  •  Thoroughness of Follow-Up Question (20 points): Same requirements as your original response.


Short Source Response

Throughout the course, you will complete 2 short source responses. This is basically an assignment where you will be given a primary source document to read. You need to write a short (about 3 page) response to the document. In your response, just react to what you see in the document, what questions arise in your mind as you read it, what connections you make with other sources or issues from your text, etc.

Research Paper Discussion

Each week from 2-6 you will post an update on the this fDiscussion to judge your progress in the writing and researching of your paper.

Research Paper

For this course, you are required to write an 8-10 page research paper which will be due by the end of Week Seven. Your papers must conform to the Chicago Manual of Style for citations and layout. This includes a title page, footnotes, and a bibliography. These “special” pages do not count towards the 8-10 page requirement. In the Course Materials section above, I provided a list of books that will help meet the Chicago style requirement.

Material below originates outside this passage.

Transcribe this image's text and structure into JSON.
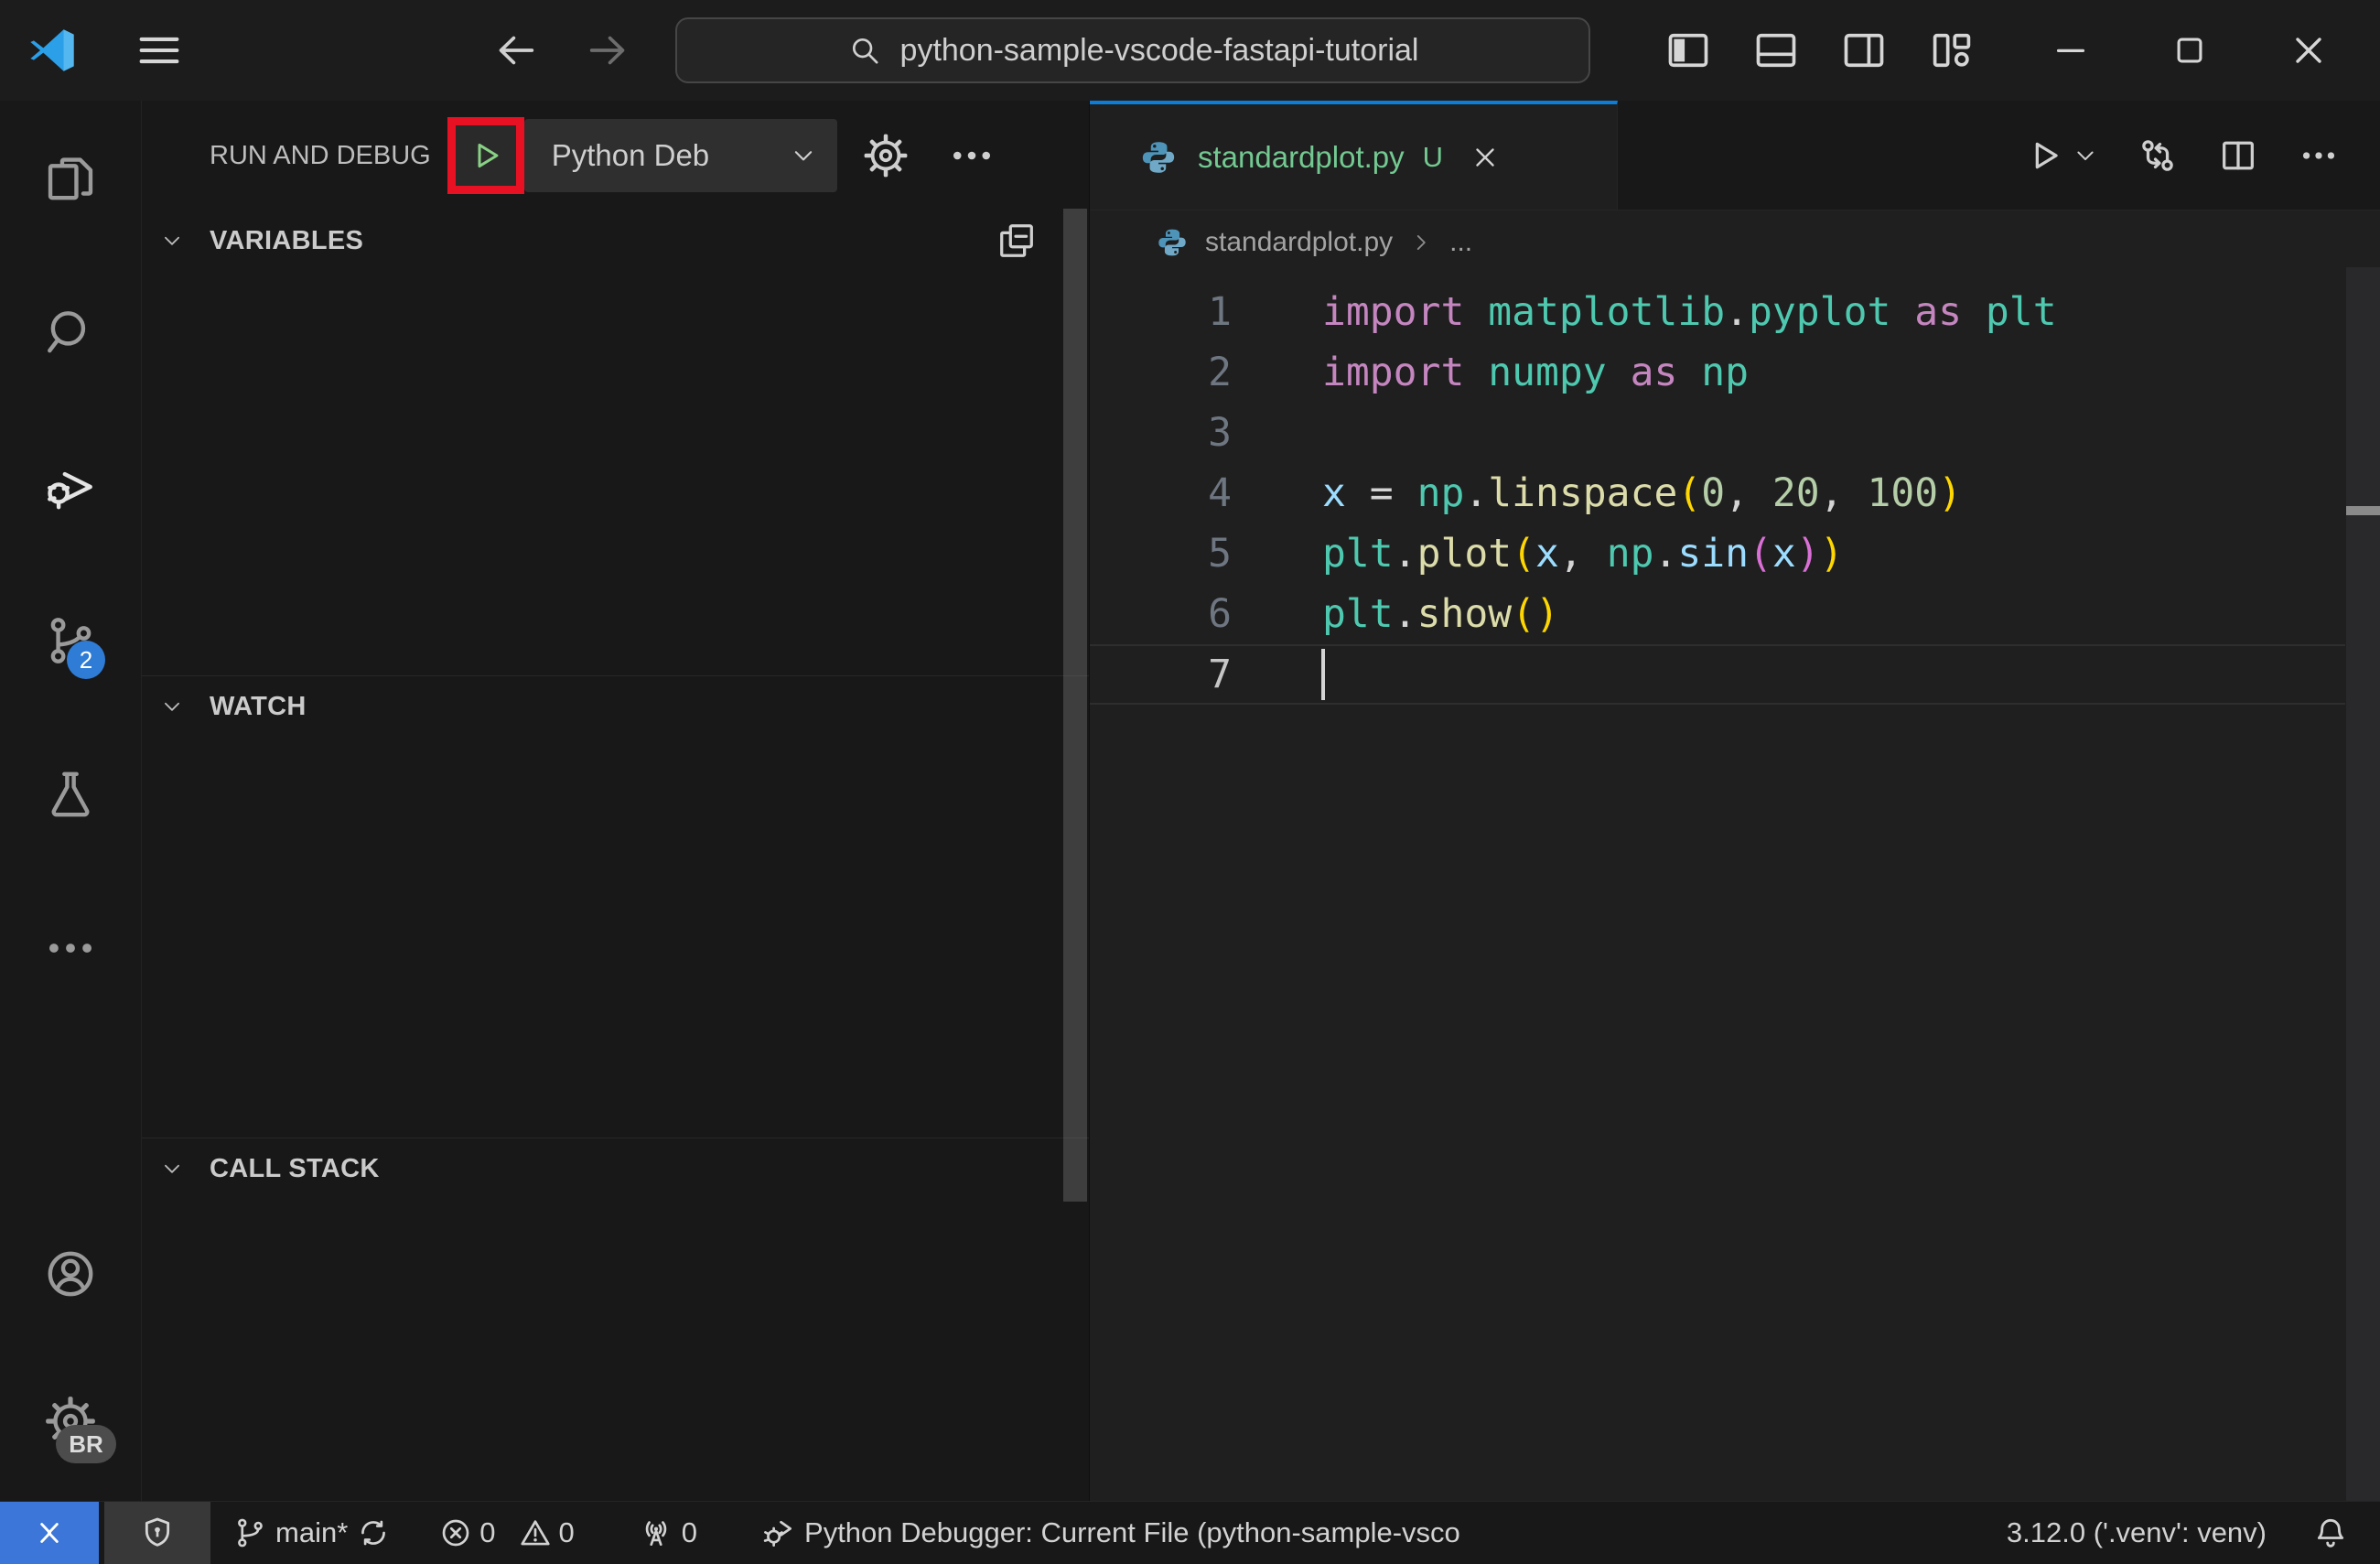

As an APUS student, you have access to numerous resources at the Online Library’s Tutorial & Student Studies Center that will not only help with Chicago style, but will also help polish grammar skills, organize your papers and help you to avoid plagiarism. I encourage you to examine these resources, especially before beginning your research paper, but also as often as you feel is necessary during the actual writing process. The exact breakdown of the grade for this assignment is within the assignment section for week seven.

Final Exam

For this course, you will complete a final comprehensive final exam.

Weighting of Assignments

I will post your grades for each assignment within five days of the due date or within five days of when you submit it if submitted after the due date. I will provide detailed feedback about what you did well, and what may need improvement. If you have any questions about a grade or need clarification on the feedback, please feel free to email to discuss your concerns.

After successfully completing this course, you will be able to:

  • Evaluate the origin of the British colonial system.
  • Analyze the major economic and social features of the British Empire and how those features changed over time and interpret the importance of sea power to the establishment and continuance of the British Empire.
  • Discuss the strategic and diplomatic situation of the British Empire relative to other European, Mediterranean, and Asian powers.
  • Assess the influence of British norms and institutions on colonies and former colonies.
  • Measure the role played by colonies in 20th century political and military strategy and debate the causes and effects of decolonization following World War II.
Book Title:The Empire Project: The Rise and Fall of the British World-System, 1830-1970 - e-book available in the APUS Online Library
ISBN:9780521302081
Publication Info:Lib
Author:Darwin, John
Unit Cost:$43.31
 
Book Title:Various resources from the APUS Library & the Open Web are used. Please visit http://apus.libguides.com/er.php to locate the course eReserve.
ISBN:ERESERVE NOTE
 

Previous Syllabi

Not current for future courses.